quarta-feira, 5 de julho de 2017
Pettigo - Susan McKay
In last year’s referendum, a majority of Northern Irish citizens voted against Brexit. For the most part, unionists were for it, nationalists and republicans against. Overall, 56 per cent voted to remain in the EU. Along the border with the Republic of Ireland, that figure rose to 65 per cent, though many in these parts did not cast their vote. ‘I didn’t understand it,’ one local man, Mervyn Johnston, told me. On the map, the village of Pettigo, where Johnston lives, is all but obliterated by the strong red line of the border as it staggers drunkenly across the country. At the centre of the village, most of which lies in Co. Donegal in the Republic, is a statue that Johnston says is known as ‘the Quiet Man’. A stone figure in a trench coat and peaked cap makes as if to creep towards the old stone bridge over the fast-flowing River Termon.

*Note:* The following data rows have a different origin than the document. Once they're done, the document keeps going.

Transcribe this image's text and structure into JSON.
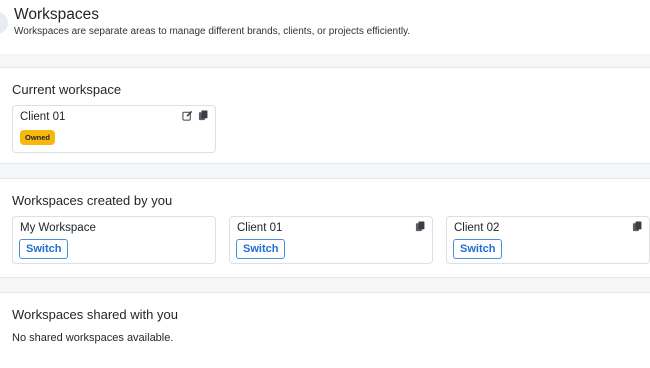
{
  "header": {
    "title": "Workspaces",
    "subtitle": "Workspaces are separate areas to manage different brands, clients, or projects efficiently."
  },
  "current_section": {
    "title": "Current workspace",
    "workspace": {
      "name": "Client 01",
      "badge": "Owned",
      "icons": [
        "edit-icon",
        "copy-icon"
      ]
    }
  },
  "created_section": {
    "title": "Workspaces created by you",
    "workspaces": [
      {
        "name": "My Workspace",
        "action": "Switch"
      },
      {
        "name": "Client 01",
        "action": "Switch",
        "icon": "copy-icon"
      },
      {
        "name": "Client 02",
        "action": "Switch",
        "icon": "copy-icon"
      }
    ]
  },
  "shared_section": {
    "title": "Workspaces shared with you",
    "empty_message": "No shared workspaces available."
  },
  "colors": {
    "badge_background": "#f6b90b",
    "accent_blue": "#1f6fd1",
    "page_background": "#f4f6f8"
  }
}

A plaque explains that it is dedicated to the proud memory of four young men who died there ‘fighting against British forces’ in 1922. ‘There’s a right crowd about it on Easter Sunday,’ Johnston said.